Dataset rows for apps and sites:
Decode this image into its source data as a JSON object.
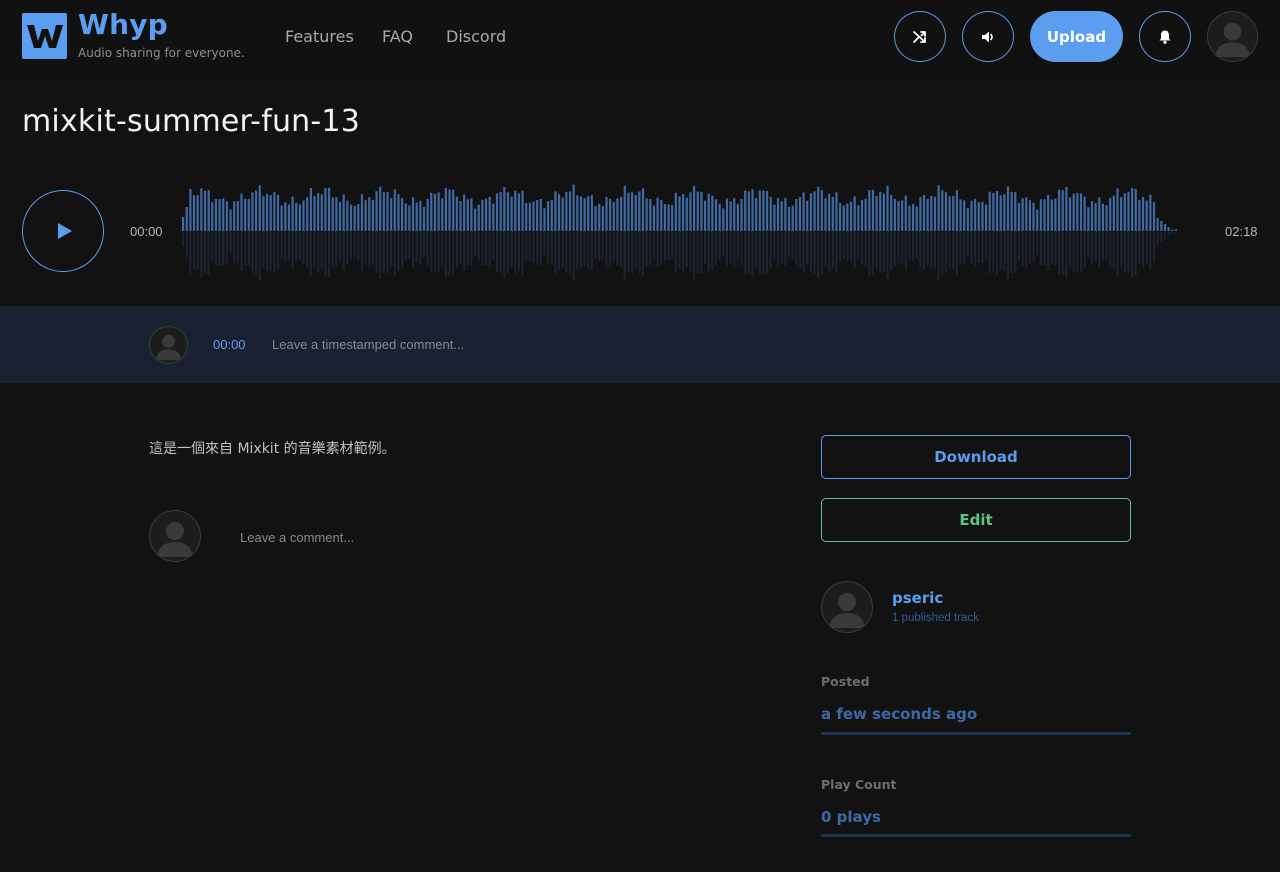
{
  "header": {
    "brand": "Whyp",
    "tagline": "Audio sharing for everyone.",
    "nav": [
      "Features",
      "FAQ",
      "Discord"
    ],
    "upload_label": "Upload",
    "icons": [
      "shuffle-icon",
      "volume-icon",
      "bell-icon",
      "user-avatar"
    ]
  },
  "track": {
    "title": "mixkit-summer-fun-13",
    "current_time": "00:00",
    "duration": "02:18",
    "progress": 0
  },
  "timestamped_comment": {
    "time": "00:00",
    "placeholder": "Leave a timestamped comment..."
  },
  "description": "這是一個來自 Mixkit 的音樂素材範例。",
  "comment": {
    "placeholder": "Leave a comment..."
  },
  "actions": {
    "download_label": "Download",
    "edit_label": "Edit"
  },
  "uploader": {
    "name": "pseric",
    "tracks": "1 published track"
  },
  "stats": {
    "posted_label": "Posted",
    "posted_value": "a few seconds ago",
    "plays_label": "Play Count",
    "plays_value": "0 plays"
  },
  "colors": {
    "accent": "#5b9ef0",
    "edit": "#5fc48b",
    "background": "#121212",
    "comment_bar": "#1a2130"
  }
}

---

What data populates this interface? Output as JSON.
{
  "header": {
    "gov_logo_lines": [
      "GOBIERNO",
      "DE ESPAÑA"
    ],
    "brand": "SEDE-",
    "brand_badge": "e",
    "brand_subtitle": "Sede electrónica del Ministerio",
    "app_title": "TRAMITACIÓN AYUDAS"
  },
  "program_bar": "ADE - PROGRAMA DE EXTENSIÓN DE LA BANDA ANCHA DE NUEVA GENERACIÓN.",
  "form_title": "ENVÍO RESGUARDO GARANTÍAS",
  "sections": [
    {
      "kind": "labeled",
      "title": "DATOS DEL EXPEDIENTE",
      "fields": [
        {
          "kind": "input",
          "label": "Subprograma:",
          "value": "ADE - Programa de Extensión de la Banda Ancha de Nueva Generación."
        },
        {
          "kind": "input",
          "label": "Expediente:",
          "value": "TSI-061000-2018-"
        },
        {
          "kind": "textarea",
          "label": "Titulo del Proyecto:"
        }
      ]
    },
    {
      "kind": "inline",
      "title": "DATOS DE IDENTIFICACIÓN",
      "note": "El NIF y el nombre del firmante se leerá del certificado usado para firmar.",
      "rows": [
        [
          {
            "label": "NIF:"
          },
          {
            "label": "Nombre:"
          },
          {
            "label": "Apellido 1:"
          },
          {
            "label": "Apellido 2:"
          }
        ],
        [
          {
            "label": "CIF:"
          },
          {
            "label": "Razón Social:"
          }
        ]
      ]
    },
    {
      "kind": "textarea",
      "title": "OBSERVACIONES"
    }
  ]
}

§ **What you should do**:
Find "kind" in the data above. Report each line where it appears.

§ **Task result**:
      "kind": "labeled",
          "kind": "input",
          "kind": "input",
          "kind": "textarea",
      "kind": "inline",
      "kind": "textarea",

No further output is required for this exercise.